Chia seeds might prove to be more useful than growing them in the terracotta, pet-shaped figurines. With the demand for healthier and more sustainable additives, switching from animal-derived products to coined "superfoods" like chia seeds might be helpful. According to a new study published in the Journal of Food Science, the oil that a chia seed produces could be a good source of gel — potentially replacing guar gum and gelatin, which are common binders in the food industry.

The researchers found that chia gel has good water-binding and oil-holding capacity, viscosity, emulsion activity, and a freeze-thaw ability that is comparable to guar gum and gelatin — two common current food ingredients used in baked goods and sauces, according to a news release.

Guar gum, the fiber from the seed of a guar plant, is in many gluten-free foods, and it’s used to thicken, stabilize, suspend, and bind different agents. In India, for thousands of years, guar beans have been harvested for cattle feed and humans. Doctors will sometimes prescribe gaur gum to alleviate symptoms of irritable bowel syndrome or Crohn’s disease because it can be used as a laxative. According to Live Science, guar gum decreases the body’s level of LDL, also known as bad cholesterol.

While guar beans in their natural state might be good for you, some health experts believe that when it’s over-processed, guar gum can reduce the amount of absorption of important vitamins and minerals in the body. However, none of these claims have been scientifically proven.

Gelatin on the other hand is animal-derived, so chia seeds would be a positive change for animal and vegetarian activists. It’s made from the hydrolysis of collagen obtained from animal protein, such as beef and pork. It’s found in foods like Jell-O and Twinkies, which can cause a problem for those who adhere to no beef or pork diets. By cutting out animal gelatin, the food industry would be able to reduce the negative effect on the animal industry.
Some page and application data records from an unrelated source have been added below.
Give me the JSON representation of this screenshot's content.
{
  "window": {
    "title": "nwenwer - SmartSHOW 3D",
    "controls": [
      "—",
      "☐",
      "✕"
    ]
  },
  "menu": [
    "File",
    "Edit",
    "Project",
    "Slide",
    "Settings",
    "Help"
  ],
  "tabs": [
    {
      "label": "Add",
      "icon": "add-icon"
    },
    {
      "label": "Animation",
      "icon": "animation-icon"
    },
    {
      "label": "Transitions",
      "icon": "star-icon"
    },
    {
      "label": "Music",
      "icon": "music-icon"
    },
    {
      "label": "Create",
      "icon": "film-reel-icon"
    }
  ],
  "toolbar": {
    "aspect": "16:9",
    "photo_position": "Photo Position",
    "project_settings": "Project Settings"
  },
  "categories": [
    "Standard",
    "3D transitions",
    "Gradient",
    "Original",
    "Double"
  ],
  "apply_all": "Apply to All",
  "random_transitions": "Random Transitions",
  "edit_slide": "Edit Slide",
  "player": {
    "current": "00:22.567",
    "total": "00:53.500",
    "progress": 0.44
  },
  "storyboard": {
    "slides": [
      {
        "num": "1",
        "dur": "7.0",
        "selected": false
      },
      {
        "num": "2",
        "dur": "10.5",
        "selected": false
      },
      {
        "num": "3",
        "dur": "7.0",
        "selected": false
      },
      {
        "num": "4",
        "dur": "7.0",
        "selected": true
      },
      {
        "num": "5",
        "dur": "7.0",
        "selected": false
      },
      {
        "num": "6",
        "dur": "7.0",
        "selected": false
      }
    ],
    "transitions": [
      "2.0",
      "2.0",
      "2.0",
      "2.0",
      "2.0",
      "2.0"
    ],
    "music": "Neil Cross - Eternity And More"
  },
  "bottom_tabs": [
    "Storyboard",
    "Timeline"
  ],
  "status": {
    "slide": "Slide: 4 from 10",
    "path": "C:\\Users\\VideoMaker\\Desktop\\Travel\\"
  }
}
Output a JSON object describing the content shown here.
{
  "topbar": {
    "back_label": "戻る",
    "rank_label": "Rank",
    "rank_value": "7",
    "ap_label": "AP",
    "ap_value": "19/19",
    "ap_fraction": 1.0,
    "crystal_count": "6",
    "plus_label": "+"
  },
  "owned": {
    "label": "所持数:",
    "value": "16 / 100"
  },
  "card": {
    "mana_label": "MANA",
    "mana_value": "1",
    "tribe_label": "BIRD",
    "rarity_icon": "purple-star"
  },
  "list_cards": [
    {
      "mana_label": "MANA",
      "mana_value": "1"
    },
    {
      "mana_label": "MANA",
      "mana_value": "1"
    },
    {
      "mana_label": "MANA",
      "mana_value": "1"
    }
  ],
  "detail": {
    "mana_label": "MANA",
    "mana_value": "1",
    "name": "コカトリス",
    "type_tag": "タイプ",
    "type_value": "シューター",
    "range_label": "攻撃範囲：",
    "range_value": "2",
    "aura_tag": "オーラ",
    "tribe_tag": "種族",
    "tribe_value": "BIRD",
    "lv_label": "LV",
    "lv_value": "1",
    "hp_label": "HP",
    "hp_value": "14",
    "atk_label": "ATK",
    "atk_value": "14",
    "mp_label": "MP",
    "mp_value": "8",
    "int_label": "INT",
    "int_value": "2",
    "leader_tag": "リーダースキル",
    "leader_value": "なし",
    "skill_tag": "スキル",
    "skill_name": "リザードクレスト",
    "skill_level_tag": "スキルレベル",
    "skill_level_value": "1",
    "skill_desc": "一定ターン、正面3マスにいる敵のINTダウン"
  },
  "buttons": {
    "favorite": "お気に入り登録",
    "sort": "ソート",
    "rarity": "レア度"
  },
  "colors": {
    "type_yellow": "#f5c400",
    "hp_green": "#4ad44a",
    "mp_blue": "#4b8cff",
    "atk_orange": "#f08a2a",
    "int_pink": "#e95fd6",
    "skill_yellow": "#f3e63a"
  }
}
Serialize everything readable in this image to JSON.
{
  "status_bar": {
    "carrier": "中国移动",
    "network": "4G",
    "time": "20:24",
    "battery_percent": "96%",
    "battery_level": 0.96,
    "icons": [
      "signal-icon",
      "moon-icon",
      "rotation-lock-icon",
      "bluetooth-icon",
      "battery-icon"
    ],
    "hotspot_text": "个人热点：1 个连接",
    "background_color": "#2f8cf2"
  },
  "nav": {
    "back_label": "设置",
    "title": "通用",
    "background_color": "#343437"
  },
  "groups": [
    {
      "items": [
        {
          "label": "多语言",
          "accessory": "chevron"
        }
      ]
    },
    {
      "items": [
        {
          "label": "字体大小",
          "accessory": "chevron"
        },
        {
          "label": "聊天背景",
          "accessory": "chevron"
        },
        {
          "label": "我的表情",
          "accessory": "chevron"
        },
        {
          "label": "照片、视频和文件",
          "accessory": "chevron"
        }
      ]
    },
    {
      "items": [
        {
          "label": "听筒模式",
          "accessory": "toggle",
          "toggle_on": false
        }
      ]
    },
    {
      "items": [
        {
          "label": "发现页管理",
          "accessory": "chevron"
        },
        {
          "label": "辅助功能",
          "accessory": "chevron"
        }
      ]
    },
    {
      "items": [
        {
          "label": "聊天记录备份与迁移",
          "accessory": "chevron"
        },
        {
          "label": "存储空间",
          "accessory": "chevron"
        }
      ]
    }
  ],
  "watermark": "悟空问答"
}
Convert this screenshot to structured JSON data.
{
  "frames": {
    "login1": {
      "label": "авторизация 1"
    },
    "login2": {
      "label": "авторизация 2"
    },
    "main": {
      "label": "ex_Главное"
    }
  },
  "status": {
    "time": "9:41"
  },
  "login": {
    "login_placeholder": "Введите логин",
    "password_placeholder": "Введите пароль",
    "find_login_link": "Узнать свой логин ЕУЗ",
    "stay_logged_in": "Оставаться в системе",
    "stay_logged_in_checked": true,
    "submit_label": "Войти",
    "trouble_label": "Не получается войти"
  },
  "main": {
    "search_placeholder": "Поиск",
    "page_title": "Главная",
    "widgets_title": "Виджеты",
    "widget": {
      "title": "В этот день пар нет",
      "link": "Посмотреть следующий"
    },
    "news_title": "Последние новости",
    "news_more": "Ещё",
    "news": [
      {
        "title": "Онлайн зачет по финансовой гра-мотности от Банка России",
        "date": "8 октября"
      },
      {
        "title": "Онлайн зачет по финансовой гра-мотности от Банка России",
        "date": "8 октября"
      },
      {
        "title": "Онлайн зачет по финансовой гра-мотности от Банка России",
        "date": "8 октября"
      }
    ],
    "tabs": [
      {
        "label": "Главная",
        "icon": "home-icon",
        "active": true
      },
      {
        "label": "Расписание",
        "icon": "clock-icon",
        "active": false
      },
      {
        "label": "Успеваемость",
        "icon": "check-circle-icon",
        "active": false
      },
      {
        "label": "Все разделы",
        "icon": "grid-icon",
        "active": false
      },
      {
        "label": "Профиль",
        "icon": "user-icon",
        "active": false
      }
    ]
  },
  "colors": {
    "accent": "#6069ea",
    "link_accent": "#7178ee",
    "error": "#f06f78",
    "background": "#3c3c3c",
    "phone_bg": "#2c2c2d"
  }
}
Vegan gels are now made using agar, carrageen, or vegetable gum. There isn’t much information as to how the food industry would cook or use these on a broader scare. It might be beneficial though since chia seeds do offer a number of health benefits such as more protein, calcium, iron, and potassium. They can also last much longer than other gels and have a high antioxidant content.

However, more research and testing needs to be conducted before the food industry will allow their existing additives to be replaced. 

 

Source: Coorey R, Tjoe A, Jayasena V. Gelling Properties of Chia Seed and Flour. Journal Of Food Science. 2014.